Fire department in a time of change

NAUGATUCK — The Naugatuck Fire Department is bracing for unprecedented change over the next couple of months.

There will be a search for a new fire chief, new leadership on the fire commission and a rush to replace a quarter of the department’s line firefighters.

“It’s pretty busy with all of those things,” Interim Fire Chief Ellen Murray said.

Murray is in charge, at least for now, of overseeing a department where members say high turnover and constant change is causing a drop in morale. She is adamant that she is working to boost spirits, though she would not discuss her specific plans because she said some of them are part of ongoing negotiations with borough leaders.

Meanwhile, it appears elected officials are trying to work with her. The Board of Mayor and Burgesses voted 8-1 Tuesday to approve new contract terms with Murray that will pay her at the same rate as a full-time chief. The addendum to her contact is retroactive to Aug. 29 and will run through June 30 or until a new fire chief is named. The agreement pays her a base salary of $88,320 for as long as she is chief, and she will be given a $5,000 stipend to serve as training officer.

Murray said she plans to apply for the chief’s position. It is unclear at this point whether anyone else within the department plans to apply, said John Ford, who was appointed fire commission chairman last week.

He said the commission plans to look at both internal and external candidates.

“We want to have a comparison to what is out there,” he said.

Currently, the most pressing concern, he said, is replacing eight line officers; the department has four shifts of eight firefighters apiece, or 32 total line firefighters.

The department has been authorized to hire up to six people thus far, and it has made conditional offers to three.

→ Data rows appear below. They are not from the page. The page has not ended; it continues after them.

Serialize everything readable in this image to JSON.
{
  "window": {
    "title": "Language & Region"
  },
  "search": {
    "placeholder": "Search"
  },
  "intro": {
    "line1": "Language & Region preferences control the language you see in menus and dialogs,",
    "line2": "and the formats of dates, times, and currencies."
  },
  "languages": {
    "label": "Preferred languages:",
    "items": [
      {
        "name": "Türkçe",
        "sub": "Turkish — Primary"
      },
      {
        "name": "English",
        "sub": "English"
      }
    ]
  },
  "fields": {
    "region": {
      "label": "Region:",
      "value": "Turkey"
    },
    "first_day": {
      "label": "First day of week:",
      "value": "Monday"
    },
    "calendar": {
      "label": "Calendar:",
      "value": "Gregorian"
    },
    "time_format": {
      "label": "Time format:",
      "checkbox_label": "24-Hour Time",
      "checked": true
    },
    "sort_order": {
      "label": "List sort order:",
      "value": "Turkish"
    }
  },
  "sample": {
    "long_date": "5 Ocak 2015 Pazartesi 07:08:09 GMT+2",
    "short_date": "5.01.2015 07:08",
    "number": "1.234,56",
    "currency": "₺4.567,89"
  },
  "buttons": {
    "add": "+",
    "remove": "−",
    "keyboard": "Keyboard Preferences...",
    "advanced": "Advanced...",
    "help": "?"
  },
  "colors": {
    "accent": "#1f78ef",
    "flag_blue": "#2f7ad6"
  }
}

The high turnover has been blamed on firefighters going to other towns that still offer pensions.

Naugatuck’s new public employees no longer receive traditional pension plans; instead they are enrolled in defined contribution plans, similar to 401(k) plans in the private sector. Additionally, firefighters cannot pay into Social Security.

Naugatuck also has to replace several firefighters who retired early as part of a new contract plan in which the union waived traditional pensions in exchange for early retirement incentive plans and other perks.

Because of the high turnover, the firefighting positions are being filled on overtime, which is taxing not only financially but also on the firefighters, Ford said. The positions must be filled due to minimum manpower clauses in the union contract.

Ford acknowledges this is a tough stretch for the department, but he said he believes in Murray’s leadership ability.

“We have complete confidence in her, and if we didn’t, we would have looked around to bring in another interim chief,” he said.

Fire union President Tommy Moore could not be reached for comment.